China is trying to expand access to its COVID-19 vaccines to the developing world in order to reframe the pandemic narrative and restore its international image.
However, the strategy has almost failed, as many countries have labeled the Chinese vaccine ineffective. Even in China, these vaccines have failed to generate confidence.Even China’s all-weather friends Pakistan and Brazil are among the countries that have expressed serious concerns over the efficacy of Chinese jabs. In some other countries, lawmakers have had to assure people that vaccines from China would not be used until they are proved effective and safe.
All these concerns have called into question the reliability of Chinese-manufactured vaccines, and confidence was already shaken due to Beijing's mishandling of the COVID-19 outbreak. The entire world is still suffering even one year after the outbreak, which could have been easily contained at the early stage if China had been transparent and efficient in its governance.
The Butantan Institute in Brazil’s São Paulo has called the CoronaVac vaccine, manufactured by Beijing-based company Sinovac, a “disappointment” since the efficacy rate of the jab could not go over 50.4 percent. Pakistan too has found that the Sinovac vaccine is not useful for people over the age of 60.
This could have serious implications for the countries that have ordered vaccines from China. According to Chinese state media, over 100 nations have ordered vaccines from Sinovac.
Yanzhong Huang, a senior fellow for global health at the Council on Foreign Relations, said: “Those countries that have ordered the Chinese-made vaccines are probably going to question the usefulness of these vaccines.”
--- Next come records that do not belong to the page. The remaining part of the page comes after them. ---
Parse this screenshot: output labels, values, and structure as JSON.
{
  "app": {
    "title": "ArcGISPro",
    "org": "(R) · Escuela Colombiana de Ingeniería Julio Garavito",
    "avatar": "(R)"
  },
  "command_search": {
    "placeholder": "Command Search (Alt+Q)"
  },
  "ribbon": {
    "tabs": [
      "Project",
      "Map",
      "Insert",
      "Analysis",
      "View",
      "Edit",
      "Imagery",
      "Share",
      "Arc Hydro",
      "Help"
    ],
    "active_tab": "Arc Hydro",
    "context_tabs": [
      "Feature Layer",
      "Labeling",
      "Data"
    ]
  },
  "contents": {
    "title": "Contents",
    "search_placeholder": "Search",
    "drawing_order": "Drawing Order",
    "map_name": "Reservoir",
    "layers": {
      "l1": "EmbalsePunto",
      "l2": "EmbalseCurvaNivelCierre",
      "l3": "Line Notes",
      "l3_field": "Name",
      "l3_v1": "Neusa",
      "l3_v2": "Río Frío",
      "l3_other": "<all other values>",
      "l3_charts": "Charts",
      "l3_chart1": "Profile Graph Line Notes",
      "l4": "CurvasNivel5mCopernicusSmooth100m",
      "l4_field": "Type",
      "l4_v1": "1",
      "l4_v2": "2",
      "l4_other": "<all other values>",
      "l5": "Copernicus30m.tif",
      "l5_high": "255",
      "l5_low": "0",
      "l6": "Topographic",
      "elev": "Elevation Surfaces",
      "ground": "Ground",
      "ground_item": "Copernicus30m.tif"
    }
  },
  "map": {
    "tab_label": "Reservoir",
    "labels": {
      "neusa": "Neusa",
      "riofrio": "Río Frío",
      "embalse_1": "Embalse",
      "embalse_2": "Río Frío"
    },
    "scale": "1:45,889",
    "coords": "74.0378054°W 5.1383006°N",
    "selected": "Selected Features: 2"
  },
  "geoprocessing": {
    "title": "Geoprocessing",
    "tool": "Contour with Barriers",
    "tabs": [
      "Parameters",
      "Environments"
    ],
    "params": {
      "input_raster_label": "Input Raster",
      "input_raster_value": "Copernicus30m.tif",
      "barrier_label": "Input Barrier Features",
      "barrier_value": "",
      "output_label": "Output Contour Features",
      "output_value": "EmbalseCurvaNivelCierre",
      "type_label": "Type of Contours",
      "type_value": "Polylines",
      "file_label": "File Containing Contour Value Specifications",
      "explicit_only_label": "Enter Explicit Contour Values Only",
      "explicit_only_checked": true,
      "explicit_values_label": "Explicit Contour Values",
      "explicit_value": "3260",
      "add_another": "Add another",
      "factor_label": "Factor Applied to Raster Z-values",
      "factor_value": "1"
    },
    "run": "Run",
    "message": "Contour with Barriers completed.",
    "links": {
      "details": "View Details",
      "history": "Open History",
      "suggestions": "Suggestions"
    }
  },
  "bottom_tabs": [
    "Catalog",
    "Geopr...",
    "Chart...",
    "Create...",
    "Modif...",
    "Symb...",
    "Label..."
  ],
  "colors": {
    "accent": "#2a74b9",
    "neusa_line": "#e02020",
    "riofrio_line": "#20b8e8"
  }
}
Taiwan has cautioned the public against taking any unverified coronavirus vaccine produced by Chinese companies.Interestingly, there are concerns over the effectiveness and safety of the Sinopharm vaccine within China as well. Human rights activist Guo Li said, “My friend refused [a Chinese vaccine] because of all the issues there have been with vaccine safety, especially affecting children." Employees at PetroChina, an oil and gas company, were given unproven vaccines to use themselves, which caused people to develop suspicions about their safety.
Amid fears that Beijing is trying to make their country a Chinese colony under the China-Pakistan Economic Corridor, many Pakistanis have refused to take these vaccines. Concerned over the inferior quality of Chinese jabs, Farman Ali Shah, a bike rider, from Karachi told Japan Times, “I won’t take it. I don’t trust it.”
Even the governments of Malaysia and the Philippines had to promise their citizens that the Chinese vaccines would not be used until trial results are satisfactory.
China seeks to extend its influence over poor countries — earlier through the Belt and Road Initiative and now using vaccine diplomacy. However, the export of substandard and faulty medical equipment, including PPE kits during lockdowns, has angered people worldwide.
Jorge Guajardo, Mexico’s former ambassador to China, said: "In my experience, every time they’ve engaged in diplomacy, they screw it up — they manage to upset the countries on the receiving end of their aid.”
Chinese vaccines have a history of being defective. In 2018, over 1 million vaccines intended for children were found to be faulty.
This led to huge protests in the country, which are unusual in the surveillance state. The episode invoked the memories of a 2008 scandal in which several infants were killed and over 300,000 sickened due to the addition of industrial chemical melamine to milk powder to boost protein levels.
One protestor said, “Yesterday it was milk powder, today vaccines. What will it be tomorrow?” Demanding answers from Chinese leader Xi Jinping, one netizen wrote, “My home country, how can I trust you? You just let me down again and again."
The past scandals, its own people’s distrust, and now reports of inefficiency have damaged the reputation of Chinese-manufactured vaccines significantly.
Underlining the “non-transparency over scientific data and a troubled history with vaccine delivery,” Joy Zhang, expert on the ethics of emerging science, stated, “A question mark remains over how China can ensure the delivery of reliable vaccines.” Brazil’s President Jair Bolsonaro has also been critical of the Chinese vaccines, saying he would not let the people of Brazil be used as guinea pigs.
The implications of the unreliability of vaccines from China have become evident. The share of pre-order Chinese- manufactured vaccines has gone down significantly in the recent past, and almost all major countries can be seen relying on vaccines made in the US, India, and Europe.
Martin Banks is a British-born journalist with over 16 years' experience covering the E.U. and other international bodies based in Brussels/Belgium for several publications. Prior to that, he worked for a range of leading UK regional newspapers since 1980.
Source: Taiwan News